● Task to complete: Can you pull out each line of the data below that includes the word "USDT"?

** Extracted records follows **

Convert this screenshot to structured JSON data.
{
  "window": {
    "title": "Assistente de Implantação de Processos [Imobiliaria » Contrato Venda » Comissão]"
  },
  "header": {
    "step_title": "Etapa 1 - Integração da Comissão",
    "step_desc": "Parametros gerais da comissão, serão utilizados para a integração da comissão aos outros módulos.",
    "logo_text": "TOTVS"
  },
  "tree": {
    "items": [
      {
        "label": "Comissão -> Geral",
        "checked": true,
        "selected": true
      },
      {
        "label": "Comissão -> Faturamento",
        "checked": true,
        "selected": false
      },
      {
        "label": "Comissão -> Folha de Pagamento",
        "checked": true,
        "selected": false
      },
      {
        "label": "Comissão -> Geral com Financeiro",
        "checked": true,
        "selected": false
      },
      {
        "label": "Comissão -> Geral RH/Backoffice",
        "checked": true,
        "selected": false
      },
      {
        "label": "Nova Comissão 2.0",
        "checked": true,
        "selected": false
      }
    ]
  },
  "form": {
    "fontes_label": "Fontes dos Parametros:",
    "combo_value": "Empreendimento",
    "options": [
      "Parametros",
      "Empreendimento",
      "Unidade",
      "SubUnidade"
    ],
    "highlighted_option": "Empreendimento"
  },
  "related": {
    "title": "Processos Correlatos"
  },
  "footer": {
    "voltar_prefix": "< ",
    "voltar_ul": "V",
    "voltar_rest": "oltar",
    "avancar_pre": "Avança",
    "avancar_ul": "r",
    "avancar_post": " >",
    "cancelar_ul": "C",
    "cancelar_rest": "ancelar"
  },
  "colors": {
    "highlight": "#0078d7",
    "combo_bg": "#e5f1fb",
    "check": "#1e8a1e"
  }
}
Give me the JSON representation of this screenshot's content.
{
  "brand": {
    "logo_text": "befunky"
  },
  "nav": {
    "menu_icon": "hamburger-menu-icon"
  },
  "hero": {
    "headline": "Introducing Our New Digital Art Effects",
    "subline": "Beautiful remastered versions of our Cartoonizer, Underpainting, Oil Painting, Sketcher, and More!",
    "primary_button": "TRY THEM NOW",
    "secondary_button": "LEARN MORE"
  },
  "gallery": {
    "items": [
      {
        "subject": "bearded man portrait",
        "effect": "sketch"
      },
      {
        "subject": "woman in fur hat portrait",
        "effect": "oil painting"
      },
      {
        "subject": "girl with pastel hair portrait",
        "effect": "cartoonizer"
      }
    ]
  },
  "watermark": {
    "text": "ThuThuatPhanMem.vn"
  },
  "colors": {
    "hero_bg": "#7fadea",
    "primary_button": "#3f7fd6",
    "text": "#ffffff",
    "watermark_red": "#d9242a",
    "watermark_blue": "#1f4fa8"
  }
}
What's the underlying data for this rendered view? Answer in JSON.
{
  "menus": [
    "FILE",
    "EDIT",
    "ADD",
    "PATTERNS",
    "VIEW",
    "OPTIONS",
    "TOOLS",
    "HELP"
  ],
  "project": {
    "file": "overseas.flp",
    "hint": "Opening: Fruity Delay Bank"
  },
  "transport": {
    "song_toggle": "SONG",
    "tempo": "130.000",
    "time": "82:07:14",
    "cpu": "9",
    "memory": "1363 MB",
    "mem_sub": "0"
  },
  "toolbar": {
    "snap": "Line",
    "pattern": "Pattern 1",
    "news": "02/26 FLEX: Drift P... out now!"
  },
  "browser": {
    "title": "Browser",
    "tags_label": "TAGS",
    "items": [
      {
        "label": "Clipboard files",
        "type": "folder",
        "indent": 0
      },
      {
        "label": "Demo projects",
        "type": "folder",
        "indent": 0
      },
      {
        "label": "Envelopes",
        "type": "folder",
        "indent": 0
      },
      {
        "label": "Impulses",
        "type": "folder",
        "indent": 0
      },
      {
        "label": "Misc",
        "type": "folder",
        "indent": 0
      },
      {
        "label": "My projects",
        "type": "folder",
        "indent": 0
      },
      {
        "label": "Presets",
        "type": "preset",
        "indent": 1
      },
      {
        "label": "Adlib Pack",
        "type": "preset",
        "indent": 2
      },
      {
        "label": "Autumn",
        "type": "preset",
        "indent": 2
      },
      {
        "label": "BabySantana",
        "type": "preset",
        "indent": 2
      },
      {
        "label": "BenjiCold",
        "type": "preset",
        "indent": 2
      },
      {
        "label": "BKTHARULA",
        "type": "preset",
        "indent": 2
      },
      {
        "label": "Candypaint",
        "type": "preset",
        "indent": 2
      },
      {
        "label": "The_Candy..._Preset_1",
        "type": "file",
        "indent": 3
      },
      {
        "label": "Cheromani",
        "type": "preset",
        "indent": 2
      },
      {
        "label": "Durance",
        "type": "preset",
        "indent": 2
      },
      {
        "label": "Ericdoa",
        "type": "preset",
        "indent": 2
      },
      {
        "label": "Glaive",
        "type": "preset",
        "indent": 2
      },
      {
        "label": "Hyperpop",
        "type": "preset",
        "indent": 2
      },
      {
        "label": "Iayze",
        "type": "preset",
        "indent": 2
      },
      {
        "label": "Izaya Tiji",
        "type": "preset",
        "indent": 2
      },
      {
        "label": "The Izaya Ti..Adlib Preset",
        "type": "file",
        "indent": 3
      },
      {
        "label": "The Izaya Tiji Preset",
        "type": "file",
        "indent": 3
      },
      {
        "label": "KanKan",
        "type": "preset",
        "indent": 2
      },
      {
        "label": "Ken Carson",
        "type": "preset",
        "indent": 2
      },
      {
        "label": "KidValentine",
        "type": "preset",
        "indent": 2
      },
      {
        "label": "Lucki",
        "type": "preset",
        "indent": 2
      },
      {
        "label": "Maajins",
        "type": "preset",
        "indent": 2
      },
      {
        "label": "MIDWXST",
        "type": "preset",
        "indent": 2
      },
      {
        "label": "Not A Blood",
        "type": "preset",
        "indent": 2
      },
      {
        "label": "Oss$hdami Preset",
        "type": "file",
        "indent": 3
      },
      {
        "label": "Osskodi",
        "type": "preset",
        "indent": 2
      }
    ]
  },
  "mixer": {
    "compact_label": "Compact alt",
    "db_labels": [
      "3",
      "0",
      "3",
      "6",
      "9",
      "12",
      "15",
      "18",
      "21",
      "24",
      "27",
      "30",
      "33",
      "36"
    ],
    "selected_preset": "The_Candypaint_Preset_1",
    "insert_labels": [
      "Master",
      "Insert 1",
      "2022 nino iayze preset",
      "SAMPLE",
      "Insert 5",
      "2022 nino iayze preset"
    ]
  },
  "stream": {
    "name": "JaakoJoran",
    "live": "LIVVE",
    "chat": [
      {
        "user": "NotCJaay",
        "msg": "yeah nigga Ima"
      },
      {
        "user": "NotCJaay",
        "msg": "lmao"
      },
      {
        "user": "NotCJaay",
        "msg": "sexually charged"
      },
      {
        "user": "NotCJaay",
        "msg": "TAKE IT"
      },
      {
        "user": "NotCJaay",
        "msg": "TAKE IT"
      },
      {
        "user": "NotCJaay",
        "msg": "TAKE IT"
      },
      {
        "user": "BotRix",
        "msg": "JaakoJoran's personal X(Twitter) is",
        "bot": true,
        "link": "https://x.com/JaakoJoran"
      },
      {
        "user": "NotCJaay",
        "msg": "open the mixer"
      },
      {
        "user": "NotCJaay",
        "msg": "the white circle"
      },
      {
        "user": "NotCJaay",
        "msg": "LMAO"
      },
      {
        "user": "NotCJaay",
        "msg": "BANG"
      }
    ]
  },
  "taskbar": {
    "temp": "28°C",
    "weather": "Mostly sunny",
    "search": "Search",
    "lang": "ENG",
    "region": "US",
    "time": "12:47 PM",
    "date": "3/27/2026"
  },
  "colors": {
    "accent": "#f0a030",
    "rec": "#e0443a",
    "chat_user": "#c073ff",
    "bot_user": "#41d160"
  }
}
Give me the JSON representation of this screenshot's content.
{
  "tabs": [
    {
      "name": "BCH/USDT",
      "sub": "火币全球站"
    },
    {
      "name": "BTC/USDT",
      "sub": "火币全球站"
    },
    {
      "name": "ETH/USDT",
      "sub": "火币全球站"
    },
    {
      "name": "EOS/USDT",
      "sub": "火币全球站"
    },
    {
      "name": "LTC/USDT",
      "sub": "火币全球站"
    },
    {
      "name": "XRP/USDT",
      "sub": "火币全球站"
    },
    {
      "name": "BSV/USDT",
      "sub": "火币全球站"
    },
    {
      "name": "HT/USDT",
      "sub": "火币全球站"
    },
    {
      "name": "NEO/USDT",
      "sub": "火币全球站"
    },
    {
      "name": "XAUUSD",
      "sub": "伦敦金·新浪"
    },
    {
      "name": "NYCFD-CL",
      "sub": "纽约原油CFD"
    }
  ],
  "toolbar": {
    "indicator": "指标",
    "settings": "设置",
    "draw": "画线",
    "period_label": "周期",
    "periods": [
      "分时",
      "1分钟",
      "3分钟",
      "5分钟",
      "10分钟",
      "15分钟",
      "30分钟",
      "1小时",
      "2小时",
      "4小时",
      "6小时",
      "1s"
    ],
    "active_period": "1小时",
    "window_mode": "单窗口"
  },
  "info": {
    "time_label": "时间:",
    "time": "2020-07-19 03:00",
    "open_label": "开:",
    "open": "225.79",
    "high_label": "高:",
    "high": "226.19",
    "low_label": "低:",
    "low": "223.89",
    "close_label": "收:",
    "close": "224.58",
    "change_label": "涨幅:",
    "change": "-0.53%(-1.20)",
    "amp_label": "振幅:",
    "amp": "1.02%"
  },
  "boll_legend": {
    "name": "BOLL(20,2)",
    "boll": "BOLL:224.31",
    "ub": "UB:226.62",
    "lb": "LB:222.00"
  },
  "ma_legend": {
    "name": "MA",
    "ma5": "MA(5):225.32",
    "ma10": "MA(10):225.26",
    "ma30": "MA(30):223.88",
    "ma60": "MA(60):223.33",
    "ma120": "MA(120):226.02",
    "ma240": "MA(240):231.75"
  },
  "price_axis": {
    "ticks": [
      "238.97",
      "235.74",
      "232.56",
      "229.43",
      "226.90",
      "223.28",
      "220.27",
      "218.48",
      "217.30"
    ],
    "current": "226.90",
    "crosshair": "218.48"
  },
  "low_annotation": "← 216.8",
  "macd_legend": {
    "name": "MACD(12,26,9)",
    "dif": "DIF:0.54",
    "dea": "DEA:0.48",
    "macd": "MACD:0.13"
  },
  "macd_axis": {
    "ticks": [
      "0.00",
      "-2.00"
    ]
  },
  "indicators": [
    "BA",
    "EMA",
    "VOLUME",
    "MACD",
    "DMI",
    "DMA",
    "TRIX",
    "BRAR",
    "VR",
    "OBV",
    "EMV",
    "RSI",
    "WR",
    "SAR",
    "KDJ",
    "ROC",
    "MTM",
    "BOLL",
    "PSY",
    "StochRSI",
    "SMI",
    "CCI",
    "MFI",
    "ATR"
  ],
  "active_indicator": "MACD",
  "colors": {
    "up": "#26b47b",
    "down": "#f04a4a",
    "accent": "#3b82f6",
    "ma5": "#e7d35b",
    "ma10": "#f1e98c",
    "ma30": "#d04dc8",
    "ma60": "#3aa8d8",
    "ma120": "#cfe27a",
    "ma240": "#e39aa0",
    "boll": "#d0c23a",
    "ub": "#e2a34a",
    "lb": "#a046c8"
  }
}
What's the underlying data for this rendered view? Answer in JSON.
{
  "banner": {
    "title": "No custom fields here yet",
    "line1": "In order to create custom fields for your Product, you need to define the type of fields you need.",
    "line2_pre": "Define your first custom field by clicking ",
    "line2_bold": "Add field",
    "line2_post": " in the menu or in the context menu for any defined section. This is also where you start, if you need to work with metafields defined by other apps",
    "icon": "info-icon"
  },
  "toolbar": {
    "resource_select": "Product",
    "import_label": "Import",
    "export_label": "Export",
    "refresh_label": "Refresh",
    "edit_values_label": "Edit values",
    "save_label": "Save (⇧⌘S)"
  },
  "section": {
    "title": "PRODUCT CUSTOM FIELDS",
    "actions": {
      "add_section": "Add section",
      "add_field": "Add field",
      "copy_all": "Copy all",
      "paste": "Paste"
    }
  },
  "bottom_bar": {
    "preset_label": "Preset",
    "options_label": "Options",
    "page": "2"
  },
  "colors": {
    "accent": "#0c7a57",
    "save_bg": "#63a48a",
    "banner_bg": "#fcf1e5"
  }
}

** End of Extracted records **

● Completed exercise:
      "name": "BCH/USDT",
      "name": "BTC/USDT",
      "name": "ETH/USDT",
      "name": "EOS/USDT",
      "name": "LTC/USDT",
      "name": "XRP/USDT",
      "name": "BSV/USDT",
      "name": "HT/USDT",
      "name": "NEO/USDT",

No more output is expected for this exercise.